#### Your instructions:
Please reproduce the entries below exactly, leaving the pictures out.

#### Entries shown:

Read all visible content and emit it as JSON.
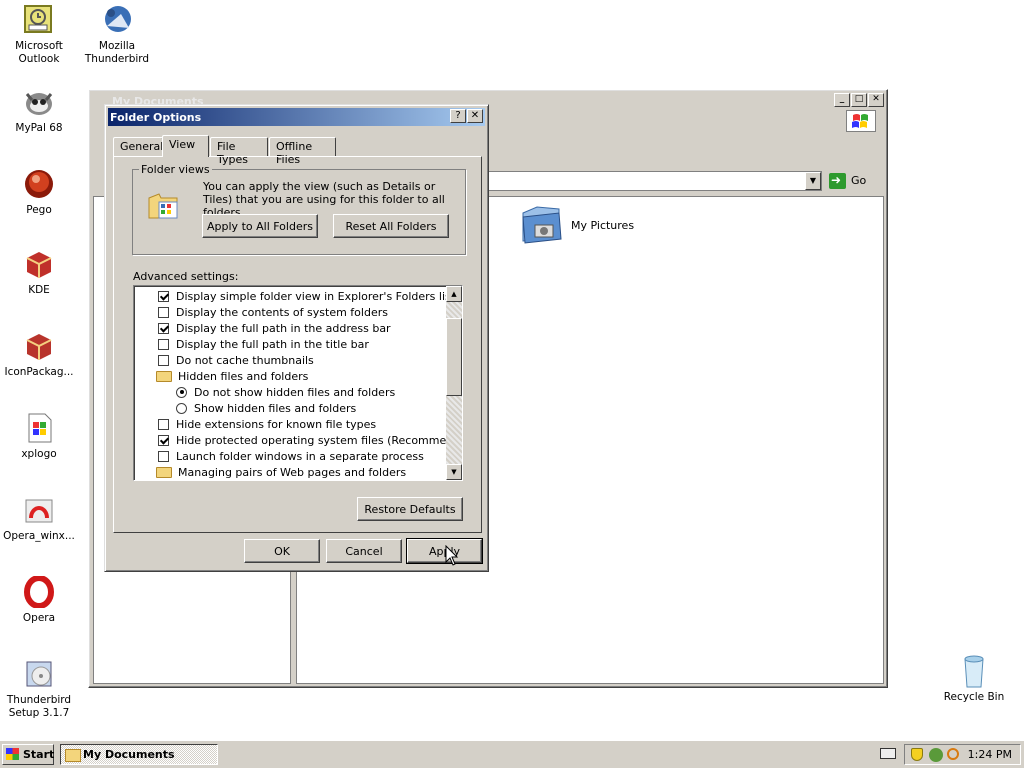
{
  "desktop": {
    "icons": [
      {
        "label": "Microsoft\nOutlook",
        "icon": "outlook-icon"
      },
      {
        "label": "Mozilla\nThunderbird",
        "icon": "thunderbird-icon"
      },
      {
        "label": "MyPal 68",
        "icon": "mypal-icon"
      },
      {
        "label": "Pego",
        "icon": "pego-icon"
      },
      {
        "label": "KDE",
        "icon": "kde-icon"
      },
      {
        "label": "IconPackag...",
        "icon": "iconpackager-icon"
      },
      {
        "label": "xplogo",
        "icon": "xplogo-icon"
      },
      {
        "label": "Opera_winx...",
        "icon": "opera-installer-icon"
      },
      {
        "label": "Opera",
        "icon": "opera-icon"
      },
      {
        "label": "Thunderbird\nSetup 3.1.7",
        "icon": "thunderbird-setup-icon"
      },
      {
        "label": "Recycle Bin",
        "icon": "recycle-bin-icon"
      }
    ]
  },
  "explorer": {
    "title": "My Documents",
    "go_label": "Go",
    "folder_item": "My Pictures",
    "controls": {
      "minimize": "_",
      "maximize": "□",
      "close": "✕"
    }
  },
  "dialog": {
    "title": "Folder Options",
    "help": "?",
    "close": "✕",
    "tabs": [
      "General",
      "View",
      "File Types",
      "Offline Files"
    ],
    "active_tab": "View",
    "folder_views": {
      "legend": "Folder views",
      "text": "You can apply the view (such as Details or Tiles) that you are using for this folder to all folders.",
      "apply_all": "Apply to All Folders",
      "reset_all": "Reset All Folders"
    },
    "advanced_label": "Advanced settings:",
    "advanced": [
      {
        "type": "checkbox",
        "checked": true,
        "label": "Display simple folder view in Explorer's Folders list"
      },
      {
        "type": "checkbox",
        "checked": false,
        "label": "Display the contents of system folders"
      },
      {
        "type": "checkbox",
        "checked": true,
        "label": "Display the full path in the address bar"
      },
      {
        "type": "checkbox",
        "checked": false,
        "label": "Display the full path in the title bar"
      },
      {
        "type": "checkbox",
        "checked": false,
        "label": "Do not cache thumbnails"
      },
      {
        "type": "folder",
        "label": "Hidden files and folders"
      },
      {
        "type": "radio",
        "checked": true,
        "label": "Do not show hidden files and folders"
      },
      {
        "type": "radio",
        "checked": false,
        "label": "Show hidden files and folders"
      },
      {
        "type": "checkbox",
        "checked": false,
        "label": "Hide extensions for known file types"
      },
      {
        "type": "checkbox",
        "checked": true,
        "label": "Hide protected operating system files (Recommended)"
      },
      {
        "type": "checkbox",
        "checked": false,
        "label": "Launch folder windows in a separate process"
      },
      {
        "type": "folder",
        "label": "Managing pairs of Web pages and folders"
      }
    ],
    "restore_defaults": "Restore Defaults",
    "ok": "OK",
    "cancel": "Cancel",
    "apply": "Apply"
  },
  "taskbar": {
    "start": "Start",
    "task": "My Documents",
    "clock": "1:24 PM"
  },
  "colors": {
    "dialog_title_start": "#0a246a",
    "dialog_title_end": "#a6caf0",
    "face": "#d4d0c8"
  }
}
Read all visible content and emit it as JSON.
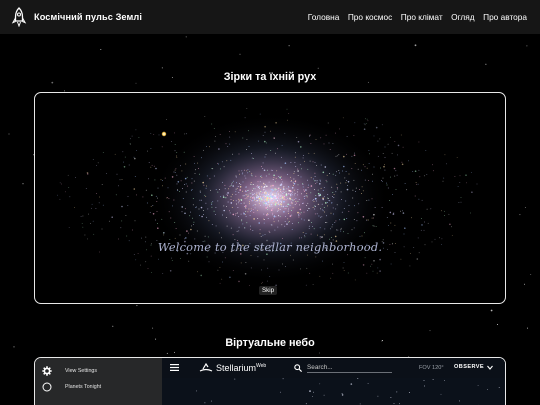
{
  "header": {
    "logo_icon": "rocket-icon",
    "title": "Космічний пульс Землі",
    "nav": [
      {
        "label": "Головна"
      },
      {
        "label": "Про космос"
      },
      {
        "label": "Про клімат"
      },
      {
        "label": "Огляд"
      },
      {
        "label": "Про автора"
      }
    ]
  },
  "section_stars": {
    "title": "Зірки та їхній рух",
    "welcome": "Welcome to the stellar neighborhood.",
    "skip_label": "Skip"
  },
  "section_sky": {
    "title": "Віртуальне небо",
    "sidebar": [
      {
        "label": "View Settings",
        "icon": "gear-icon"
      },
      {
        "label": "Planets Tonight",
        "icon": "circle-icon"
      }
    ],
    "brand": "Stellarium",
    "brand_sup": "Web",
    "search_placeholder": "Search...",
    "fov": "FOV 120°",
    "mode": "OBSERVE"
  },
  "colors": {
    "page_bg": "#000000",
    "navbar_bg": "#161616",
    "frame_border": "#e8e8e8",
    "welcome_text": "#aeb4d2",
    "stellarium_sidebar": "#272829",
    "stellarium_sky": "#0b111a"
  }
}
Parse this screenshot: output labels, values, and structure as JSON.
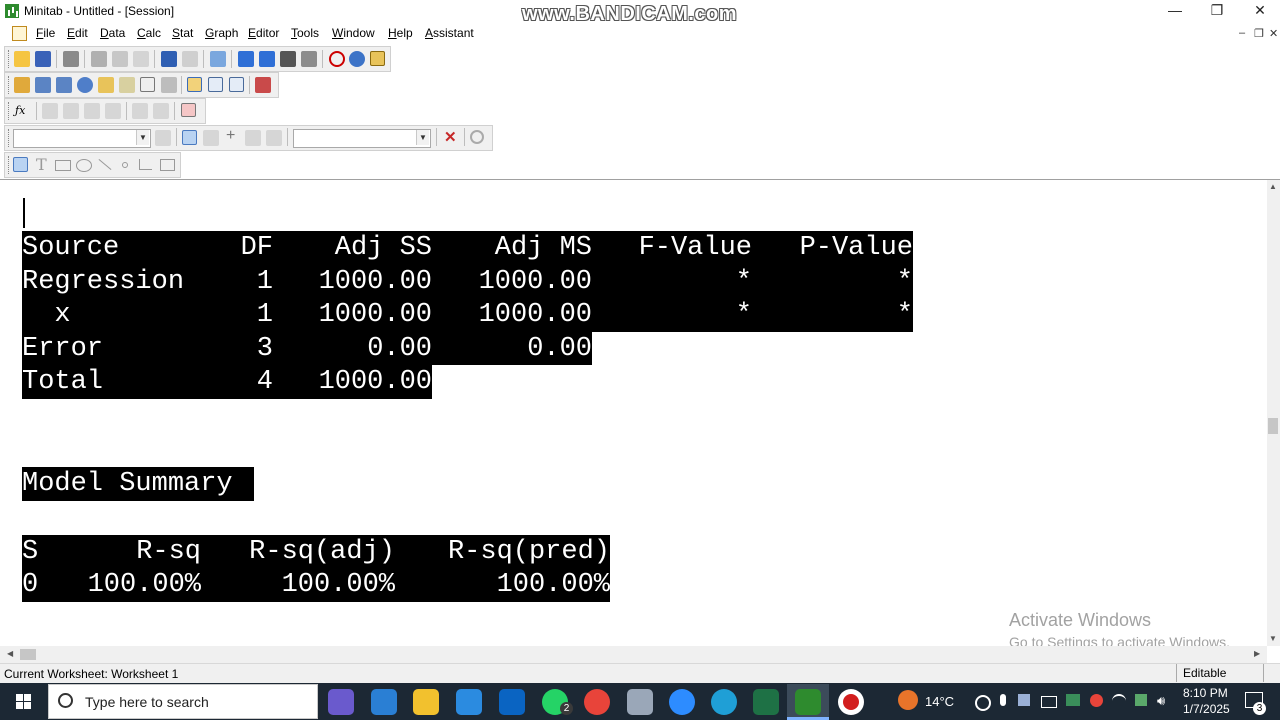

#### Final answer:
Read all visible content and emit it as JSON.
{
  "desktop": {
    "icons": [
      {
        "label": "Microsoft\nOutlook",
        "icon": "outlook-icon"
      },
      {
        "label": "Mozilla\nThunderbird",
        "icon": "thunderbird-icon"
      },
      {
        "label": "MyPal 68",
        "icon": "mypal-icon"
      },
      {
        "label": "Pego",
        "icon": "pego-icon"
      },
      {
        "label": "KDE",
        "icon": "kde-icon"
      },
      {
        "label": "IconPackag...",
        "icon": "iconpackager-icon"
      },
      {
        "label": "xplogo",
        "icon": "xplogo-icon"
      },
      {
        "label": "Opera_winx...",
        "icon": "opera-installer-icon"
      },
      {
        "label": "Opera",
        "icon": "opera-icon"
      },
      {
        "label": "Thunderbird\nSetup 3.1.7",
        "icon": "thunderbird-setup-icon"
      },
      {
        "label": "Recycle Bin",
        "icon": "recycle-bin-icon"
      }
    ]
  },
  "explorer": {
    "title": "My Documents",
    "go_label": "Go",
    "folder_item": "My Pictures",
    "controls": {
      "minimize": "_",
      "maximize": "□",
      "close": "✕"
    }
  },
  "dialog": {
    "title": "Folder Options",
    "help": "?",
    "close": "✕",
    "tabs": [
      "General",
      "View",
      "File Types",
      "Offline Files"
    ],
    "active_tab": "View",
    "folder_views": {
      "legend": "Folder views",
      "text": "You can apply the view (such as Details or Tiles) that you are using for this folder to all folders.",
      "apply_all": "Apply to All Folders",
      "reset_all": "Reset All Folders"
    },
    "advanced_label": "Advanced settings:",
    "advanced": [
      {
        "type": "checkbox",
        "checked": true,
        "label": "Display simple folder view in Explorer's Folders list"
      },
      {
        "type": "checkbox",
        "checked": false,
        "label": "Display the contents of system folders"
      },
      {
        "type": "checkbox",
        "checked": true,
        "label": "Display the full path in the address bar"
      },
      {
        "type": "checkbox",
        "checked": false,
        "label": "Display the full path in the title bar"
      },
      {
        "type": "checkbox",
        "checked": false,
        "label": "Do not cache thumbnails"
      },
      {
        "type": "folder",
        "label": "Hidden files and folders"
      },
      {
        "type": "radio",
        "checked": true,
        "label": "Do not show hidden files and folders"
      },
      {
        "type": "radio",
        "checked": false,
        "label": "Show hidden files and folders"
      },
      {
        "type": "checkbox",
        "checked": false,
        "label": "Hide extensions for known file types"
      },
      {
        "type": "checkbox",
        "checked": true,
        "label": "Hide protected operating system files (Recommended)"
      },
      {
        "type": "checkbox",
        "checked": false,
        "label": "Launch folder windows in a separate process"
      },
      {
        "type": "folder",
        "label": "Managing pairs of Web pages and folders"
      }
    ],
    "restore_defaults": "Restore Defaults",
    "ok": "OK",
    "cancel": "Cancel",
    "apply": "Apply"
  },
  "taskbar": {
    "start": "Start",
    "task": "My Documents",
    "clock": "1:24 PM"
  },
  "colors": {
    "dialog_title_start": "#0a246a",
    "dialog_title_end": "#a6caf0",
    "face": "#d4d0c8"
  }
}
Read all visible content and emit it as JSON.
{
  "header": {
    "logo_icon": "rocket-icon",
    "title": "Космічний пульс Землі",
    "nav": [
      {
        "label": "Головна"
      },
      {
        "label": "Про космос"
      },
      {
        "label": "Про клімат"
      },
      {
        "label": "Огляд"
      },
      {
        "label": "Про автора"
      }
    ]
  },
  "section_stars": {
    "title": "Зірки та їхній рух",
    "welcome": "Welcome to the stellar neighborhood.",
    "skip_label": "Skip"
  },
  "section_sky": {
    "title": "Віртуальне небо",
    "sidebar": [
      {
        "label": "View Settings",
        "icon": "gear-icon"
      },
      {
        "label": "Planets Tonight",
        "icon": "circle-icon"
      }
    ],
    "brand": "Stellarium",
    "brand_sup": "Web",
    "search_placeholder": "Search...",
    "fov": "FOV 120°",
    "mode": "OBSERVE"
  },
  "colors": {
    "page_bg": "#000000",
    "navbar_bg": "#161616",
    "frame_border": "#e8e8e8",
    "welcome_text": "#aeb4d2",
    "stellarium_sidebar": "#272829",
    "stellarium_sky": "#0b111a"
  }
}
Parse this screenshot: output labels, values, and structure as JSON.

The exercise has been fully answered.